To achieve and maintain the benefits of an aquatic exercise program,
follow the main principles of stretching.
Follow-up with additional stretching after completing your swim as part of your cool-down routine.
This is the reason why you should stretch.
Whether you are a lifeguard or survival swimmer,
your sport will need your muscles to perform by working through a range of movements.
When they are too tight and constricted, they tend to work against each other to perform the move.
That means that energy which should be used in the move itself
is actually soaked up by fighting against the muscles themselves and the supporting muscle groups.
This drains away your power.
It is interesting to note that new research is figuring out what yoga teachers have known for thousands of years. If you're familiar with yoga basics, you can use those moves as dynamic stretches before you start your swim training.
Improving your flexibility allows you to put your body in good ergonomic alignment. Yoga can help you combine flexibility and strength, help you breathe properly, reduce head, neck, and back pain, and put the body back in balance.
Practice for two minutes different moves to stretch multiple parts of your body.
Lift yourself up on your hands in an upright position and hold you legs forward.
Go up and down.
Pedal your feet or lift alternate legs.
Observe what difference this makes.
In these stressed-out times stretching can help. As you know, your mind affects your body, and your body affects your mind.
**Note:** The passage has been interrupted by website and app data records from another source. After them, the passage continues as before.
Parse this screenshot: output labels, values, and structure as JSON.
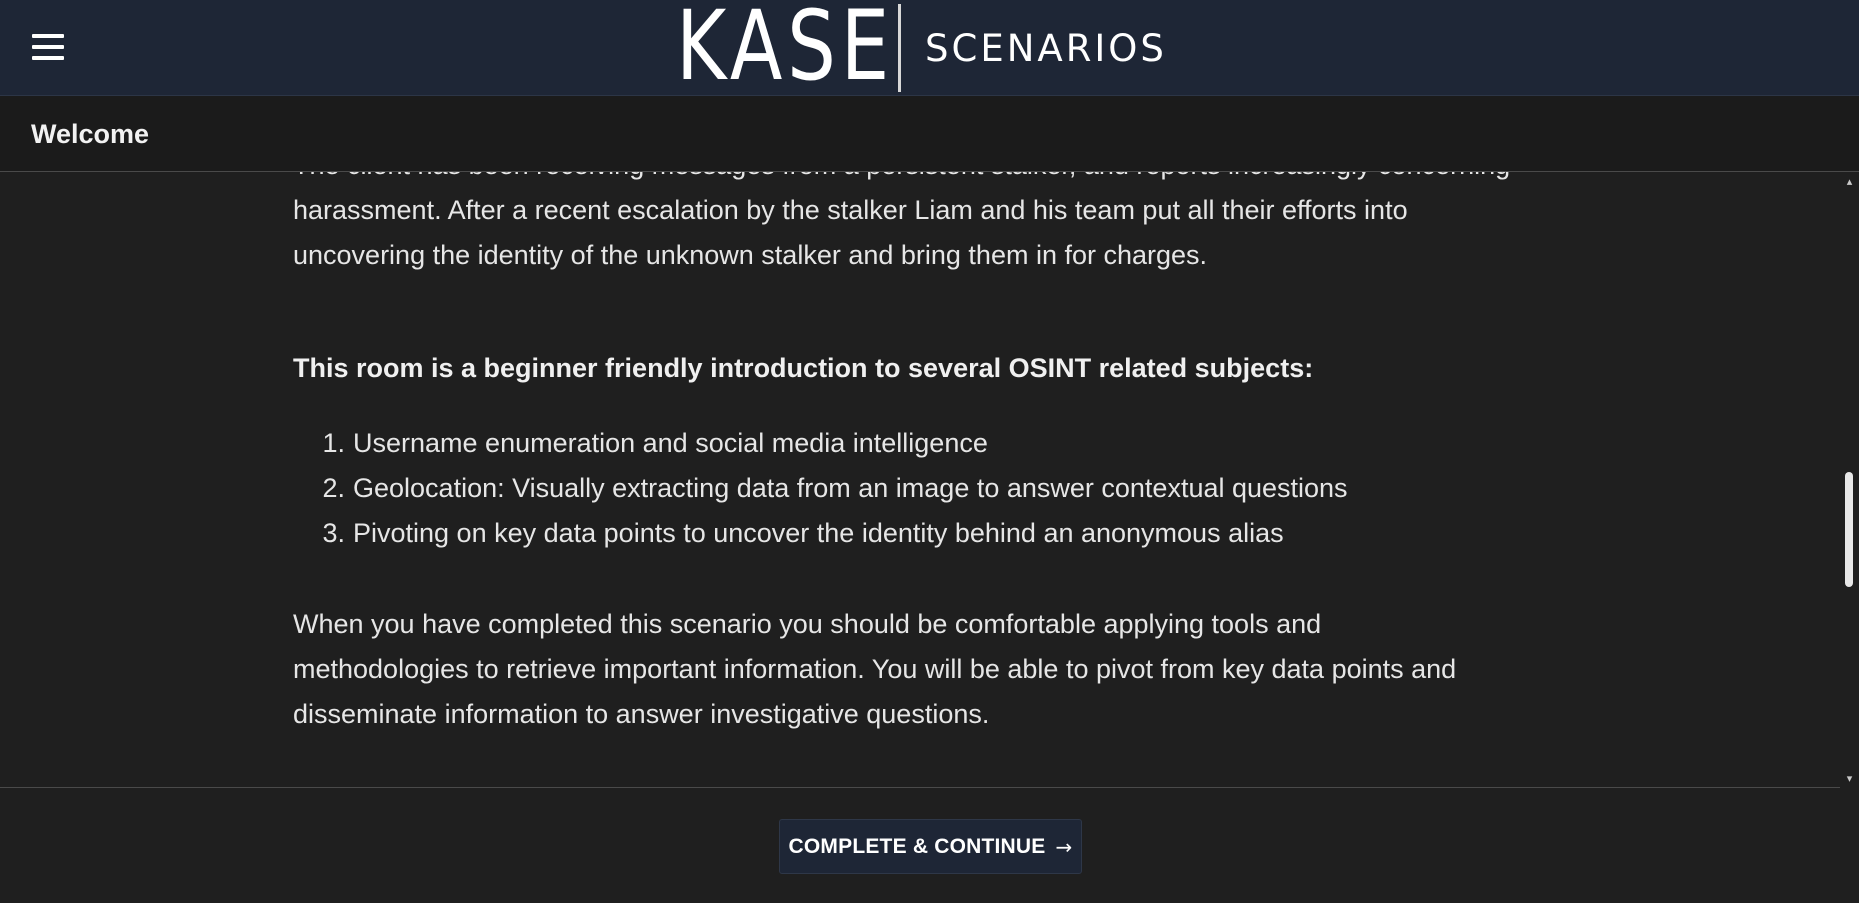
{
  "header": {
    "brand": "KASE",
    "product": "SCENARIOS",
    "menu_icon": "hamburger-menu-icon"
  },
  "subheader": {
    "title": "Welcome"
  },
  "content": {
    "clipped_paragraph_line0": "The client has been receiving messages from a persistent stalker, and reports increasingly concerning",
    "clipped_paragraph_line1": "harassment. After a recent escalation by the stalker Liam and his team put all their efforts into",
    "clipped_paragraph_line2": "uncovering the identity of the unknown stalker and bring them in for charges.",
    "heading": "This room is a beginner friendly introduction to several OSINT related subjects:",
    "goals": [
      {
        "num": "1.",
        "text": "Username enumeration and social media intelligence"
      },
      {
        "num": "2.",
        "text": "Geolocation: Visually extracting data from an image to answer contextual questions"
      },
      {
        "num": "3.",
        "text": "Pivoting on key data points to uncover the identity behind an anonymous alias"
      }
    ],
    "outro_line1": "When you have completed this scenario you should be comfortable applying tools and",
    "outro_line2": "methodologies to retrieve important information. You will be able to pivot from key data points and",
    "outro_line3": "disseminate information to answer investigative questions."
  },
  "scrollbar": {
    "up_arrow": "▴",
    "down_arrow": "▾"
  },
  "footer": {
    "continue_label": "COMPLETE & CONTINUE",
    "continue_arrow": "→"
  }
}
During times of emotional stress, the muscles in your body contract. This is an adaptive response to acute stress, as it fortifies your "body armour" so that in times of danger, if you get hit, for example, your muscles help to protect you.
However, in times of chronic stress, these same mechanisms that have evolved to protect us can also create problems. Chronically tensed muscles, especially those in the back and neck, predispose to chronic pain or injury.
Stress management techniques can help prevent this. Also, gentle stretching of chronically tensed muscles provides relaxation of the mind as well as the body.
If you had a stressful day, put on your lifeguard kit and hop into the local pool for your de-stressing exercises,
then float in the pool until your mind is relaxed too.